(Component data from apps and pages)
----------------------------------------
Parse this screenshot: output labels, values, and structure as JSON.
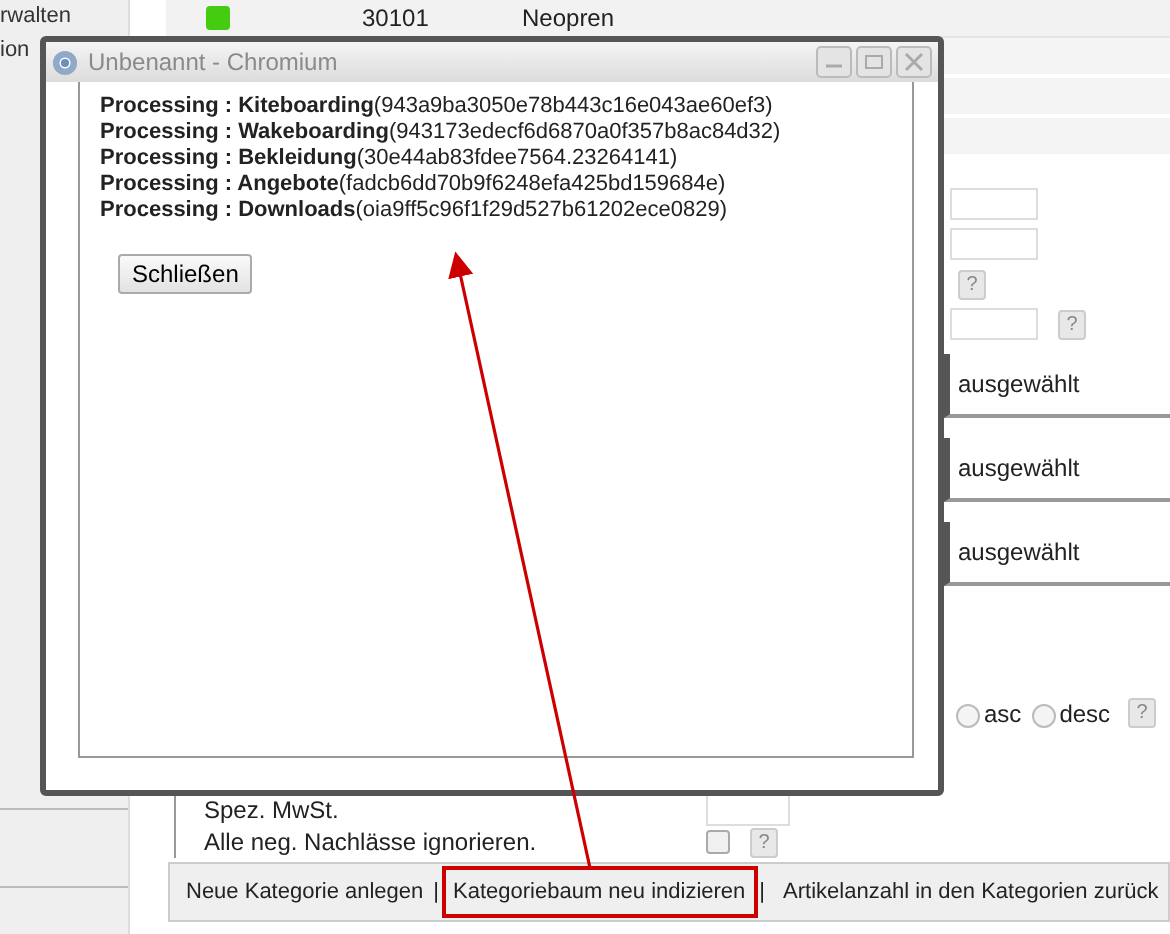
{
  "sidebar": {
    "items": [
      "rwalten",
      "ion"
    ]
  },
  "table_row": {
    "cells": [
      "30101",
      "Neopren"
    ]
  },
  "form": {
    "rows": [
      {
        "kind": "input",
        "value": ""
      },
      {
        "kind": "input",
        "value": ""
      },
      {
        "kind": "help",
        "label": "?"
      },
      {
        "kind": "input_help",
        "value": "",
        "help": "?"
      },
      {
        "kind": "select",
        "value": "ausgewählt"
      },
      {
        "kind": "select",
        "value": "ausgewählt"
      },
      {
        "kind": "select",
        "value": "ausgewählt"
      },
      {
        "kind": "radios",
        "options": [
          {
            "label": "asc",
            "selected": false
          },
          {
            "label": "desc",
            "selected": false
          }
        ],
        "help": "?"
      },
      {
        "kind": "label_input",
        "label": "Spez. MwSt.",
        "value": ""
      },
      {
        "kind": "label_checkbox",
        "label": "Alle neg. Nachlässe ignorieren.",
        "checked": false,
        "help": "?"
      }
    ]
  },
  "toolbar": {
    "items": [
      {
        "label": "Neue Kategorie anlegen",
        "separator": "|",
        "highlighted": false
      },
      {
        "label": "Kategoriebaum neu indizieren",
        "separator": "|",
        "highlighted": true
      },
      {
        "label": "Artikelanzahl in den Kategorien zurück",
        "highlighted": false
      }
    ]
  },
  "dialog": {
    "title": "Unbenannt - Chromium",
    "lines": [
      "**Processing : Kiteboarding**(943a9ba3050e78b443c16e043ae60ef3)",
      "**Processing : Wakeboarding**(943173edecf6d6870a0f357b8ac84d32)",
      "**Processing : Bekleidung**(30e44ab83fdee7564.23264141)",
      "**Processing : Angebote**(fadcb6dd70b9f6248efa425bd159684e)",
      "**Processing : Downloads**(oia9ff5c96f1f29d527b61202ece0829)"
    ],
    "button": "Schließen"
  }
}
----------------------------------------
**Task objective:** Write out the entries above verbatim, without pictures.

**Your response:**
Parse this screenshot: output labels, values, and structure as JSON.
{
  "sidebar": {
    "items": [
      "rwalten",
      "ion"
    ]
  },
  "table_row": {
    "cells": [
      "30101",
      "Neopren"
    ]
  },
  "form": {
    "rows": [
      {
        "kind": "input",
        "value": ""
      },
      {
        "kind": "input",
        "value": ""
      },
      {
        "kind": "help",
        "label": "?"
      },
      {
        "kind": "input_help",
        "value": "",
        "help": "?"
      },
      {
        "kind": "select",
        "value": "ausgewählt"
      },
      {
        "kind": "select",
        "value": "ausgewählt"
      },
      {
        "kind": "select",
        "value": "ausgewählt"
      },
      {
        "kind": "radios",
        "options": [
          {
            "label": "asc",
            "selected": false
          },
          {
            "label": "desc",
            "selected": false
          }
        ],
        "help": "?"
      },
      {
        "kind": "label_input",
        "label": "Spez. MwSt.",
        "value": ""
      },
      {
        "kind": "label_checkbox",
        "label": "Alle neg. Nachlässe ignorieren.",
        "checked": false,
        "help": "?"
      }
    ]
  },
  "toolbar": {
    "items": [
      {
        "label": "Neue Kategorie anlegen",
        "separator": "|",
        "highlighted": false
      },
      {
        "label": "Kategoriebaum neu indizieren",
        "separator": "|",
        "highlighted": true
      },
      {
        "label": "Artikelanzahl in den Kategorien zurück",
        "highlighted": false
      }
    ]
  },
  "dialog": {
    "title": "Unbenannt - Chromium",
    "lines": [
      "**Processing : Kiteboarding**(943a9ba3050e78b443c16e043ae60ef3)",
      "**Processing : Wakeboarding**(943173edecf6d6870a0f357b8ac84d32)",
      "**Processing : Bekleidung**(30e44ab83fdee7564.23264141)",
      "**Processing : Angebote**(fadcb6dd70b9f6248efa425bd159684e)",
      "**Processing : Downloads**(oia9ff5c96f1f29d527b61202ece0829)"
    ],
    "button": "Schließen"
  }
}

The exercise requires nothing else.